KNA: The Council, however, also created problems, for example for the SSPX.
Müller: Everyone who calls himself Catholic, will also have to keep the principles of the Catholic faith. These are not pre-formulated by the CDF or anyone else, but given to us in the Revelation of God in Jesus Christ, which has been entrusted to the Church. One can therefore not simply pick from it what fits in a given structure.
Rather, one must be open to the whole of the Christian faith, the whole profession of faith, the Church’s history and development of her teaching. One must be open to the living Tradition which does not end somewhere – say in 1950 – but goes on.
Some have noticed similarities with the thinking of Karl Rahner in Müller’s theological work (Lehmann had worked with Rahner). In the months when the Pope was considering Müller ‘s candidacy the latter’s link with one of the fathers of the Theology of Freedom, Fr. Gustavo Gutierrez, whose texts were closely examined by the Congregation for the Doctrine of the Faith (which at the time was headed by cardinal Ratzinger) with no sentence or sanction being imposed.The new Prefect of the Congregation for the Doctrine of the Faith experienced Church life first hand, by going to Latin America and spending some time living with the farmers in a parish near Lake Titicaca, on the border with Bolivia.
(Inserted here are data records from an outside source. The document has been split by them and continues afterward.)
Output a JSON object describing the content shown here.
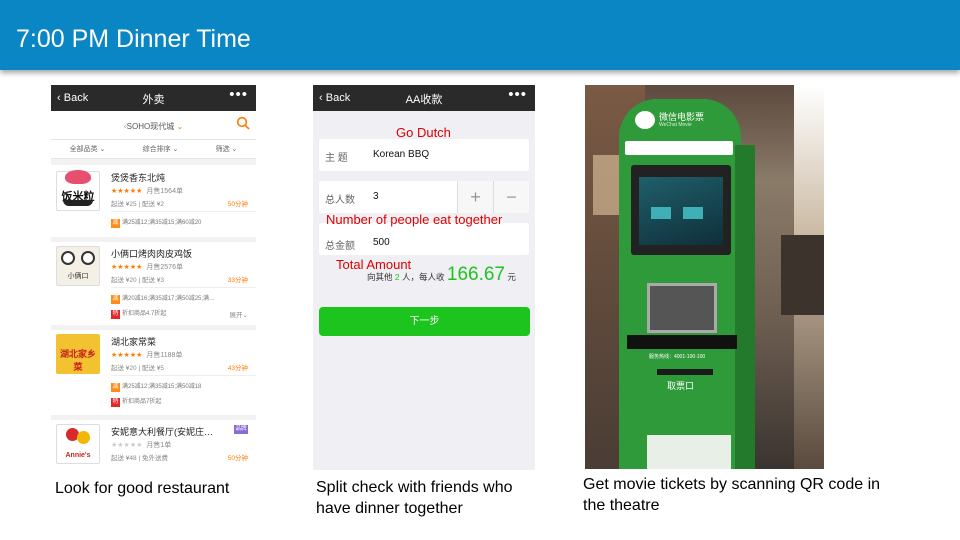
{
  "slide": {
    "title": "7:00 PM Dinner Time"
  },
  "captions": {
    "left": "Look for good restaurant",
    "middle_line1": "Split check with friends who",
    "middle_line2": "have dinner together",
    "right_line1": "Get movie tickets by scanning QR code in",
    "right_line2": "the theatre"
  },
  "phone1": {
    "back": "Back",
    "title": "外卖",
    "more": "•••",
    "location": "SOHO现代城",
    "filters": [
      "全部品类",
      "综合排序",
      "筛选"
    ],
    "restaurants": [
      {
        "name": "煲煲香东北炖",
        "logo_text": "饭米粒",
        "stars": "★★★★★",
        "sales": "月售1564单",
        "info": "起送 ¥25 | 配送 ¥2",
        "time": "50分钟",
        "promos": [
          {
            "tag": "减",
            "text": "满25减12;满35减15;满60减20",
            "color": "#ff8c1a"
          }
        ]
      },
      {
        "name": "小俩口烤肉肉皮鸡饭",
        "logo_text": "小俩口",
        "stars": "★★★★★",
        "sales": "月售2576单",
        "info": "起送 ¥20 | 配送 ¥3",
        "time": "33分钟",
        "promos": [
          {
            "tag": "减",
            "text": "满20减16;满35减17;满50减25;满…",
            "color": "#ff8c1a"
          },
          {
            "tag": "特",
            "text": "折扣商品4.7折起",
            "color": "#e02828"
          }
        ],
        "expand": "展开"
      },
      {
        "name": "湖北家常菜",
        "logo_text": "湖北家乡菜",
        "stars": "★★★★★",
        "sales": "月售1188单",
        "info": "起送 ¥20 | 配送 ¥5",
        "time": "43分钟",
        "promos": [
          {
            "tag": "减",
            "text": "满25减12;满35减15;满50减18",
            "color": "#ff8c1a"
          },
          {
            "tag": "特",
            "text": "折扣商品7折起",
            "color": "#e02828"
          }
        ]
      },
      {
        "name": "安妮意大利餐厅(安妮庄…",
        "logo_text": "Annie's",
        "stars": "★★★★★",
        "sales": "月售1单",
        "info": "起送 ¥48 | 免外送费",
        "time": "50分钟",
        "badge": "品牌"
      }
    ]
  },
  "phone2": {
    "back": "Back",
    "title": "AA收款",
    "more": "•••",
    "subject_label": "主 题",
    "subject_value": "Korean BBQ",
    "count_label": "总人数",
    "count_value": "3",
    "amount_label": "总金额",
    "amount_value": "500",
    "summary_prefix": "向其他",
    "summary_people": "2",
    "summary_mid": "人，每人收",
    "summary_amount": "166.67",
    "summary_unit": "元",
    "next_button": "下一步",
    "annotations": {
      "go_dutch": "Go Dutch",
      "people": "Number of people eat together",
      "total": "Total Amount"
    }
  },
  "kiosk": {
    "brand": "微信电影票",
    "brand_en": "WeChat Movie",
    "hotline": "服务热线：4001-100-100",
    "slot_label": "取票口"
  },
  "colors": {
    "title_bar": "#0a86c5",
    "annotation_red": "#e00000",
    "wechat_green": "#1dc41d",
    "kiosk_green": "#2f9a3a"
  }
}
Those who met him insist that Müller was never showed any excessive support for new movements. However, he did not express any particular fondness for the Society of St. Pius X. The new Prefect, formerly a member of the Congregation, kept track of developments in the dialogue with the Lefebvrians, which has now reached a critical point: Now that Müller is President of the Pontifical Commission Ecclesia Dei, he will be directly involved in negotiations with the Fraternity. The Bishop of Regensburg is also an expert on ecumenical matters: up until now he was President of the German Bishops Conference’s Ecumenism Commission. He is also the editor of Ratzinger’s Opera Omnia.
The new Prefect of the Congregation for the Doctrine of the Faith is quite a timid man, a personality trait which is sometimes mistaken for abruptness in his relations with collaborators. Müller chose “Dominus Jesus” (Jesus is the Lord) as the motto for his bishop’s coat of arms. The phrase comes from Saint Paul’s Letter to the Romans, which is also the title of the declaration on the saving unity of Christ promoted by John Paul II and fostered by the then cardinal Joseph Ratzinger, back in 2000.